International journal of oncology vol:20 issue:1 pages:181-7
Over the last few decades, photodynamic therapy evolved to a promising new treating modality for cancer. The photosensitizers used, induce light sensitivity to a normal light insensitive chemical or physical process. Third generation photosensitizers are derivatives of second generation photosensitizers introduced into or attached to chemical devices. This modification increases the biological specificity to deliver photosensitizers to a defined cell type. The aim of this study was to improve the specificity of hypericin for tumor cells using transferrin-conjugated PEG-liposomes. Transferrin was used as tumor-seeking molecule, since many tumor cells, among which HeLa cells, overexpress transferrin receptors on their surface. Hypericin, a potent second generation photosensitizer, was integrated in the lipid bilayers of the liposomes. The antiproliferative effect of the targeted PEG-liposomes was determined and compared with the results of non-targeted PEG-liposomes and free hypericin. Additionally, the intracellular accumulation assay was performed. All manipulations were done on HeLa cells. To interpret the results, the data were supplemented by findings concerning embedding stability. Targeting hypericin by transferrin-conjugated PEG-liposomes did not significantly favour the photocytotoxicity and the intracellular accumulation of hypericin, in comparison with non-targeted PEG-liposomes or free hypericin. Embedding stability experiments showed only limited stable embedding.
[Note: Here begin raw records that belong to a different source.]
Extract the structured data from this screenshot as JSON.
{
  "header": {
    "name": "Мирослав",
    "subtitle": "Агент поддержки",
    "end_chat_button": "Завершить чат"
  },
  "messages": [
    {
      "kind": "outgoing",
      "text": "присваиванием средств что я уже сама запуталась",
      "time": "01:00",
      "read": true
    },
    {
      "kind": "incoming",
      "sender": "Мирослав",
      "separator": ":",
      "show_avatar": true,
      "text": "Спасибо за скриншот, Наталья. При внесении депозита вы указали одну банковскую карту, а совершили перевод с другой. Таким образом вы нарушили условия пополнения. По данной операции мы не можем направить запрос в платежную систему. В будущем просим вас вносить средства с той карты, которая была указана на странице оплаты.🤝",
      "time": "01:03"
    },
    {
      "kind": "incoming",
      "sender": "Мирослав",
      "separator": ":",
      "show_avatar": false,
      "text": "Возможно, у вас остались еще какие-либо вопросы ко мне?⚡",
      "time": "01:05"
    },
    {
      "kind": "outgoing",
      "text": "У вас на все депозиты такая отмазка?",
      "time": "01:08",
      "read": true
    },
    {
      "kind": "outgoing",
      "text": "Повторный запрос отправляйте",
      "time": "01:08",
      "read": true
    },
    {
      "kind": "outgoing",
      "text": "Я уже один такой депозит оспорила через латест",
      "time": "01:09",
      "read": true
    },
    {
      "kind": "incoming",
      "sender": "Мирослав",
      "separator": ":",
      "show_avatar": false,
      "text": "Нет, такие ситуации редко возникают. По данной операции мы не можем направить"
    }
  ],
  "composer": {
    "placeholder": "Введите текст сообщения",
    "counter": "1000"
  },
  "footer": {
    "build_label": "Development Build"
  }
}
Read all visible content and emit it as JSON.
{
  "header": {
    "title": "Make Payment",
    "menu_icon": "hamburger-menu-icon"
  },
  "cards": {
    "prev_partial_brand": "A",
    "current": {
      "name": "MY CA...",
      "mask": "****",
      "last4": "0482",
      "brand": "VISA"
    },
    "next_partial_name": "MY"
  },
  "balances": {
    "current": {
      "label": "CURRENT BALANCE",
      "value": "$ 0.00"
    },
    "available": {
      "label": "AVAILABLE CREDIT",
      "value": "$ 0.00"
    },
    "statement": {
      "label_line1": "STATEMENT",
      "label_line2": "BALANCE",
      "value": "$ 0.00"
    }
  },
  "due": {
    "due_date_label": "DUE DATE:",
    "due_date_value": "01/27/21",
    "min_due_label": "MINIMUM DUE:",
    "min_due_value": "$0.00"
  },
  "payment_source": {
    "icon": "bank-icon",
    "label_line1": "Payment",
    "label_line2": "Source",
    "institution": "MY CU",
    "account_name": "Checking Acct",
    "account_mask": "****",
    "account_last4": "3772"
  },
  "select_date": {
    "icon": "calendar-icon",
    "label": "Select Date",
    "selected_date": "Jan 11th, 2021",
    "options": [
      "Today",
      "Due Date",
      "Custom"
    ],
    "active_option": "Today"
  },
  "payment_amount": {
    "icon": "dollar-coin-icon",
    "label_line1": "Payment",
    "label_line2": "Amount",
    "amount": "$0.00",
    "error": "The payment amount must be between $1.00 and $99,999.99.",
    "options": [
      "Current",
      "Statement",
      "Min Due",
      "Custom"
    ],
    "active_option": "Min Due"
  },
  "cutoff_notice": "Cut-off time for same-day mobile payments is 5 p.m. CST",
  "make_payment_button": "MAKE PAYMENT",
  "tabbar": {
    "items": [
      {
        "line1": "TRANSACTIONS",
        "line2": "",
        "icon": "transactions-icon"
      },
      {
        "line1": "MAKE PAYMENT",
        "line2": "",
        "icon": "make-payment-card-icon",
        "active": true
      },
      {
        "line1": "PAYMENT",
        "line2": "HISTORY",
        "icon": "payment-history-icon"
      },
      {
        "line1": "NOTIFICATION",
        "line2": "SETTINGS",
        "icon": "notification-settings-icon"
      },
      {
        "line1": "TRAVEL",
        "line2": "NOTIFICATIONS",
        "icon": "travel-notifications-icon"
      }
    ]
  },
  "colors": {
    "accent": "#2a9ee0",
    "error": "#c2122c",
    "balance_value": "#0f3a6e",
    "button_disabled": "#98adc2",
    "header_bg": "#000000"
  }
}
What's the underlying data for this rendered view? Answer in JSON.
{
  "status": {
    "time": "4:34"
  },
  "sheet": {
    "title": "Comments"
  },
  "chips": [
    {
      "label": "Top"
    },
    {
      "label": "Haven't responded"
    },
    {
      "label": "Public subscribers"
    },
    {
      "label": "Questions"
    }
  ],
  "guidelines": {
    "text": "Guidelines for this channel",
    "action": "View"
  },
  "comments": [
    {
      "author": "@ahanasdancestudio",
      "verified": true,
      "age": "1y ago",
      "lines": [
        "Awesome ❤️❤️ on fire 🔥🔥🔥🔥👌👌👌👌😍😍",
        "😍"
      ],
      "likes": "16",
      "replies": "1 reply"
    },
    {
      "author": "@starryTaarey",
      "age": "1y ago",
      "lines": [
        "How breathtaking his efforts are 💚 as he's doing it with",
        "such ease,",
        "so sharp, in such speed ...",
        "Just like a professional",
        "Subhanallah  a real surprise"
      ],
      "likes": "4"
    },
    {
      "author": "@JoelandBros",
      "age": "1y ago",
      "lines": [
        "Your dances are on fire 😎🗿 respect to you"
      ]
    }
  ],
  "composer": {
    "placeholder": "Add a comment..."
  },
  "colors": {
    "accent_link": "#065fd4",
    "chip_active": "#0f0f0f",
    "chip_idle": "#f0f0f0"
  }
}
Despite of their proven efficiency as a targeting carrier system, transferrin-conjugated PEG-liposomes seem less effective in targeting hypericin to tumor cells due to the amount of hypericin leaking out of the PEG-liposomes.